Many literary analysts say this story is about man and his hubris. His greed for more. His blind trek toward that which he does not deserve. Maybe it was literally about the sun. I’m sure more than one ancient Greek has experienced the magnificent power of the sun. Both in the way that it made him feel excellent, basking in it, as well as the way his skin got destroyed when he stayed too long in it. Everyone knows that clothes can pale from sun bleaching. But leave them just long enough, and you get fresh, dry laundry. Plants become brown and crisp when they can no longer stand the energy of the fiery globe. But before that, they absorb the sun’s light and turn it into sugars to feed the growth of their stems, roots, and leaves, and to make full, sweet fruit.
Too much sun hurts. But the right amount is one of life’s staple ingredients.
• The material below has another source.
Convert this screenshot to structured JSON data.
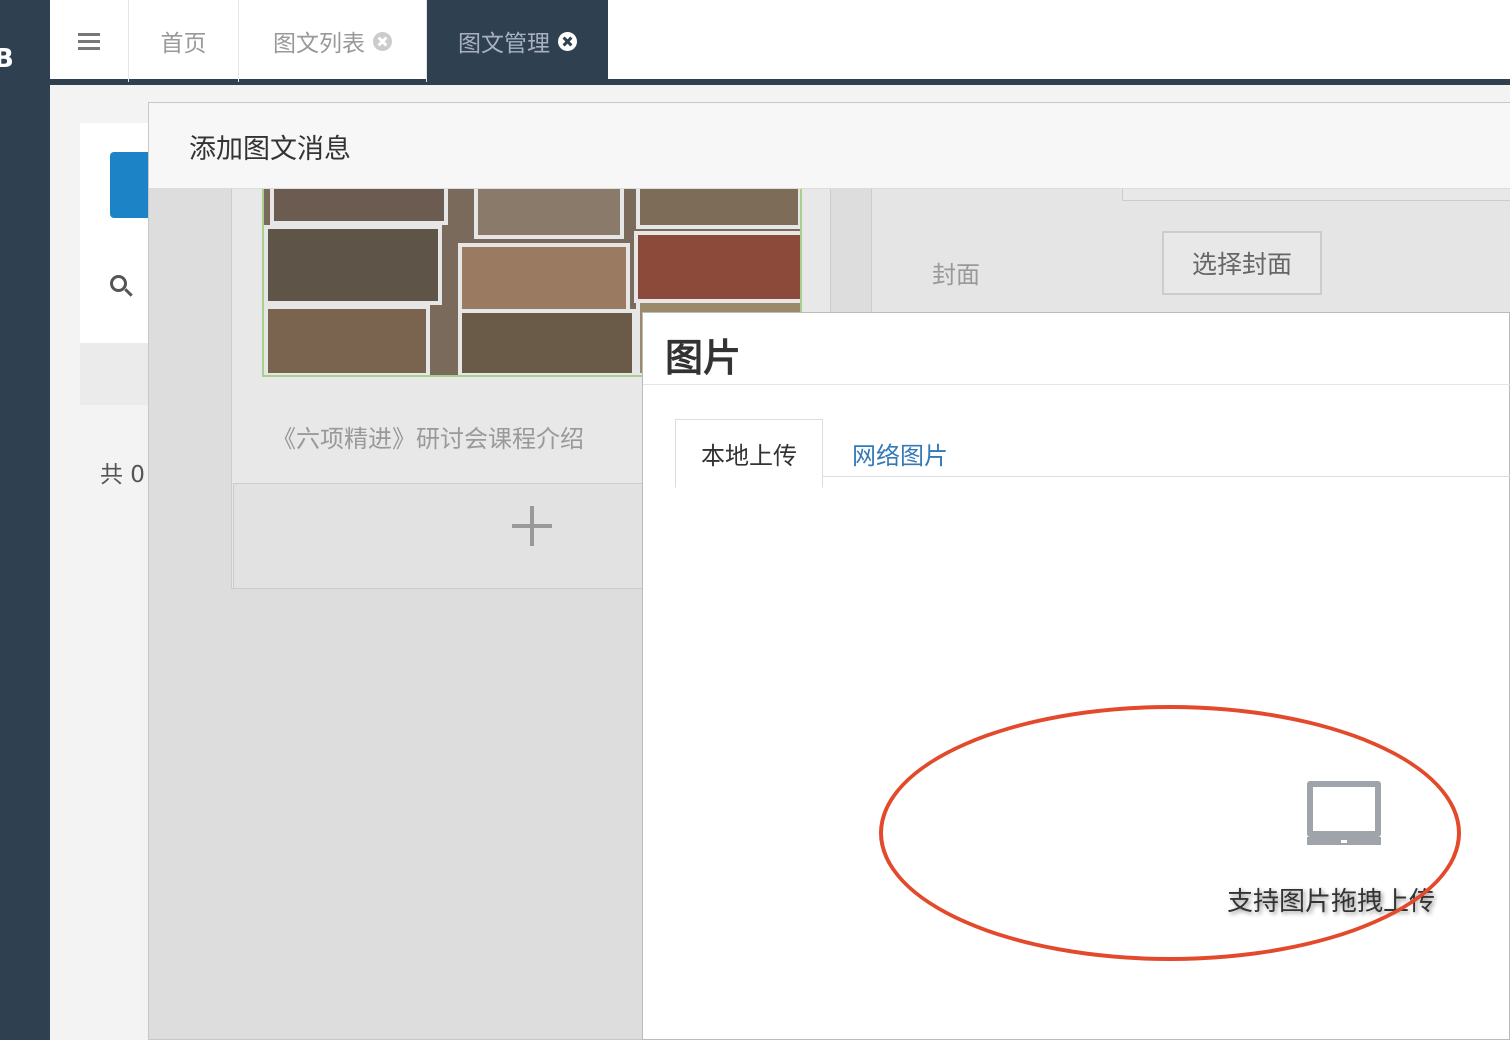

Someone, somewhere, fed the fear of the sun with “links” to cancer. Yes, there is research linking overexposure to the sun with skin cancer. A good look at this research shows weak relations between sunlight and skin cancer. It shows that the relationship exists with people of specific traits: European origin, sensitive to the sun, and reduced skin DNA repair abilities.
Avoiding the sun, on the other hand, leads to vitamin D deficiency, which is related to bone and muscle problems, increases in cancers, autoimmune disease, and cardiovascular disease.
One billion people are vitamin D deficient. Many of them are in this state because of their fear of the sun. Funny, eh? Not really. Fear is a serious thing. It’s literally keeping our race from a staple of life.
To get enough sunlight, you need the following:
- At least 40% skin exposed
- 15-20 minutes
- Every day
Things that block UV-B from spurring vitamin D and cholesterol sulphate production:
- Sun block
- Glass windows of houses and cars
You who have decreased production of Vitamin D in the sun if you are:
- Heavily clothed
- Darker in skin shade
- A child or infant
Use your common sense in being in the sun. Don’t stay if it hurts, it’s too hot, or it’s uncomfortable. Just be out enough to feel good. If you have problems stopping at satiety, you are not alone. Figure out how to end things when they are good. Look into meditation.
The tale of Icarus ends in tragedy, but it expounds on a basic human instinct. After all, it is about the sun. There’s a reason we love it.
Be in the sun at the right time, for the right amount of time.
Like all good things, have until satiety. Then stop.